* _Dataset entries_
================================

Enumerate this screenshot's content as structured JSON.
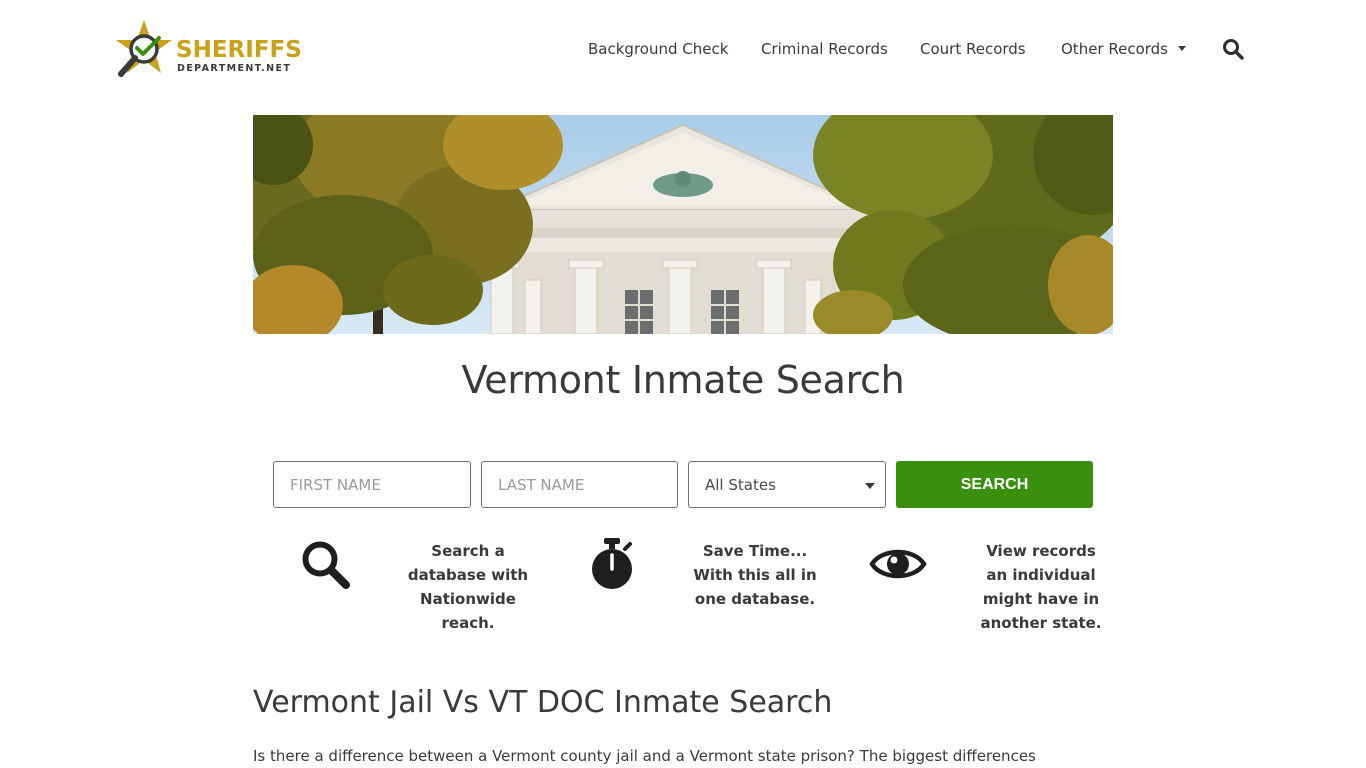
{
  "header": {
    "logo": {
      "line1": "SHERIFFS",
      "line2": "DEPARTMENT.NET",
      "icon": "star-magnifier-check-logo",
      "colors": {
        "gold": "#c9a21a",
        "dark": "#3a3a3a",
        "green": "#3a8f0f"
      }
    },
    "nav": [
      {
        "label": "Background Check"
      },
      {
        "label": "Criminal Records"
      },
      {
        "label": "Court Records"
      },
      {
        "label": "Other Records",
        "icon": "caret-down-icon"
      }
    ],
    "search_icon": "search-icon"
  },
  "hero": {
    "image": "courthouse-with-autumn-trees"
  },
  "page_title": "Vermont Inmate Search",
  "search_form": {
    "first_name_placeholder": "FIRST NAME",
    "last_name_placeholder": "LAST NAME",
    "state_selected": "All States",
    "search_label": "SEARCH",
    "button_color": "#3a8f0f"
  },
  "features": [
    {
      "icon": "magnifier-icon",
      "lines": [
        "Search a",
        "database with",
        "Nationwide",
        "reach."
      ]
    },
    {
      "icon": "stopwatch-icon",
      "lines": [
        "Save Time...",
        "With this all in",
        "one database."
      ]
    },
    {
      "icon": "eye-icon",
      "lines": [
        "View records",
        "an individual",
        "might have in",
        "another state."
      ]
    }
  ],
  "section": {
    "title": "Vermont Jail Vs VT DOC Inmate Search",
    "paragraph": "Is there a difference between a Vermont county jail and a Vermont state prison? The biggest differences"
  }
}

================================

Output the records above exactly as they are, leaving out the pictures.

Enumerate this screenshot's content as structured JSON.
{
  "header": {
    "logo": {
      "line1": "SHERIFFS",
      "line2": "DEPARTMENT.NET",
      "icon": "star-magnifier-check-logo",
      "colors": {
        "gold": "#c9a21a",
        "dark": "#3a3a3a",
        "green": "#3a8f0f"
      }
    },
    "nav": [
      {
        "label": "Background Check"
      },
      {
        "label": "Criminal Records"
      },
      {
        "label": "Court Records"
      },
      {
        "label": "Other Records",
        "icon": "caret-down-icon"
      }
    ],
    "search_icon": "search-icon"
  },
  "hero": {
    "image": "courthouse-with-autumn-trees"
  },
  "page_title": "Vermont Inmate Search",
  "search_form": {
    "first_name_placeholder": "FIRST NAME",
    "last_name_placeholder": "LAST NAME",
    "state_selected": "All States",
    "search_label": "SEARCH",
    "button_color": "#3a8f0f"
  },
  "features": [
    {
      "icon": "magnifier-icon",
      "lines": [
        "Search a",
        "database with",
        "Nationwide",
        "reach."
      ]
    },
    {
      "icon": "stopwatch-icon",
      "lines": [
        "Save Time...",
        "With this all in",
        "one database."
      ]
    },
    {
      "icon": "eye-icon",
      "lines": [
        "View records",
        "an individual",
        "might have in",
        "another state."
      ]
    }
  ],
  "section": {
    "title": "Vermont Jail Vs VT DOC Inmate Search",
    "paragraph": "Is there a difference between a Vermont county jail and a Vermont state prison? The biggest differences"
  }
}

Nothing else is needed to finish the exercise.